> [Task prompt]
This exercise requires an exact output of the listing, images omitted.

[Data for this exercise — start]

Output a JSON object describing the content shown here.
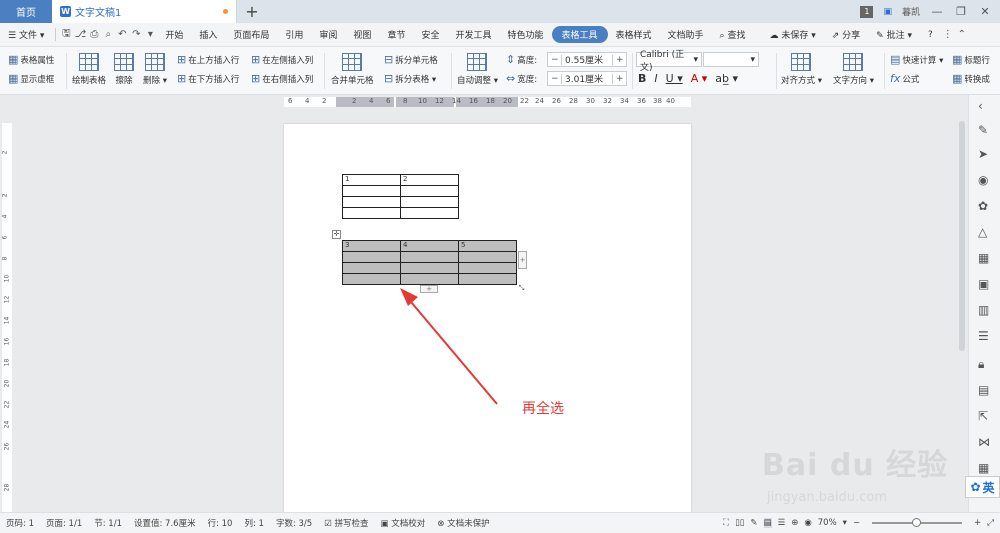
{
  "titlebar": {
    "home_tab": "首页",
    "doc_tab": "文字文稿1",
    "doc_icon": "W",
    "new_tab": "+",
    "window_count": "1",
    "user": "暮凯"
  },
  "menubar": {
    "file": "文件",
    "items": [
      "开始",
      "插入",
      "页面布局",
      "引用",
      "审阅",
      "视图",
      "章节",
      "安全",
      "开发工具",
      "特色功能",
      "表格工具",
      "表格样式",
      "文档助手"
    ],
    "active": "表格工具",
    "search": "查找",
    "save_status": "未保存",
    "share": "分享",
    "comment": "批注",
    "help": "?"
  },
  "ribbon": {
    "table_props": "表格属性",
    "show_gridlines": "显示虚框",
    "draw_table": "绘制表格",
    "eraser": "擦除",
    "delete": "删除",
    "insert_above": "在上方插入行",
    "insert_below": "在下方插入行",
    "insert_left": "在左侧插入列",
    "insert_right": "在右侧插入列",
    "merge_cells": "合并单元格",
    "split_cells": "拆分单元格",
    "split_table": "拆分表格",
    "autofit": "自动调整",
    "height_label": "高度:",
    "height_value": "0.55厘米",
    "width_label": "宽度:",
    "width_value": "3.01厘米",
    "font_name": "Calibri (正文)",
    "font_size": "",
    "align": "对齐方式",
    "text_dir": "文字方向",
    "quick_calc": "快速计算",
    "formula": "公式",
    "title_row": "标题行",
    "convert": "转换成"
  },
  "hruler_ticks": [
    "6",
    "4",
    "2",
    "2",
    "4",
    "6",
    "8",
    "10",
    "12",
    "14",
    "16",
    "18",
    "20",
    "22",
    "24",
    "26",
    "28",
    "30",
    "32",
    "34",
    "36",
    "38",
    "40"
  ],
  "vruler_ticks": [
    "2",
    "2",
    "4",
    "6",
    "8",
    "10",
    "12",
    "14",
    "16",
    "18",
    "20",
    "22",
    "24",
    "26",
    "28"
  ],
  "table1": {
    "rows": [
      [
        "1",
        "2"
      ],
      [
        "",
        ""
      ],
      [
        "",
        ""
      ],
      [
        "",
        ""
      ]
    ]
  },
  "table2": {
    "rows": [
      [
        "3",
        "4",
        "5"
      ],
      [
        "",
        "",
        ""
      ],
      [
        "",
        "",
        ""
      ],
      [
        "",
        "",
        ""
      ]
    ]
  },
  "annotation": "再全选",
  "statusbar": {
    "page_code": "页码: 1",
    "page": "页面: 1/1",
    "section": "节: 1/1",
    "setting": "设置值: 7.6厘米",
    "row": "行: 10",
    "col": "列: 1",
    "words": "字数: 3/5",
    "spellcheck": "拼写检查",
    "doc_proof": "文档校对",
    "doc_protect": "文档未保护",
    "zoom": "70%"
  },
  "watermark": {
    "main": "Bai du 经验",
    "sub": "jingyan.baidu.com"
  },
  "ime": "英",
  "colors": {
    "accent": "#4a7fc1",
    "selection": "#bebebe",
    "annotation": "#e53935"
  }
}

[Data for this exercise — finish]

> [Expected answer]
Output a JSON object describing the content shown here.
{
  "titlebar": {
    "home_tab": "首页",
    "doc_tab": "文字文稿1",
    "doc_icon": "W",
    "new_tab": "+",
    "window_count": "1",
    "user": "暮凯"
  },
  "menubar": {
    "file": "文件",
    "items": [
      "开始",
      "插入",
      "页面布局",
      "引用",
      "审阅",
      "视图",
      "章节",
      "安全",
      "开发工具",
      "特色功能",
      "表格工具",
      "表格样式",
      "文档助手"
    ],
    "active": "表格工具",
    "search": "查找",
    "save_status": "未保存",
    "share": "分享",
    "comment": "批注",
    "help": "?"
  },
  "ribbon": {
    "table_props": "表格属性",
    "show_gridlines": "显示虚框",
    "draw_table": "绘制表格",
    "eraser": "擦除",
    "delete": "删除",
    "insert_above": "在上方插入行",
    "insert_below": "在下方插入行",
    "insert_left": "在左侧插入列",
    "insert_right": "在右侧插入列",
    "merge_cells": "合并单元格",
    "split_cells": "拆分单元格",
    "split_table": "拆分表格",
    "autofit": "自动调整",
    "height_label": "高度:",
    "height_value": "0.55厘米",
    "width_label": "宽度:",
    "width_value": "3.01厘米",
    "font_name": "Calibri (正文)",
    "font_size": "",
    "align": "对齐方式",
    "text_dir": "文字方向",
    "quick_calc": "快速计算",
    "formula": "公式",
    "title_row": "标题行",
    "convert": "转换成"
  },
  "hruler_ticks": [
    "6",
    "4",
    "2",
    "2",
    "4",
    "6",
    "8",
    "10",
    "12",
    "14",
    "16",
    "18",
    "20",
    "22",
    "24",
    "26",
    "28",
    "30",
    "32",
    "34",
    "36",
    "38",
    "40"
  ],
  "vruler_ticks": [
    "2",
    "2",
    "4",
    "6",
    "8",
    "10",
    "12",
    "14",
    "16",
    "18",
    "20",
    "22",
    "24",
    "26",
    "28"
  ],
  "table1": {
    "rows": [
      [
        "1",
        "2"
      ],
      [
        "",
        ""
      ],
      [
        "",
        ""
      ],
      [
        "",
        ""
      ]
    ]
  },
  "table2": {
    "rows": [
      [
        "3",
        "4",
        "5"
      ],
      [
        "",
        "",
        ""
      ],
      [
        "",
        "",
        ""
      ],
      [
        "",
        "",
        ""
      ]
    ]
  },
  "annotation": "再全选",
  "statusbar": {
    "page_code": "页码: 1",
    "page": "页面: 1/1",
    "section": "节: 1/1",
    "setting": "设置值: 7.6厘米",
    "row": "行: 10",
    "col": "列: 1",
    "words": "字数: 3/5",
    "spellcheck": "拼写检查",
    "doc_proof": "文档校对",
    "doc_protect": "文档未保护",
    "zoom": "70%"
  },
  "watermark": {
    "main": "Bai du 经验",
    "sub": "jingyan.baidu.com"
  },
  "ime": "英",
  "colors": {
    "accent": "#4a7fc1",
    "selection": "#bebebe",
    "annotation": "#e53935"
  }
}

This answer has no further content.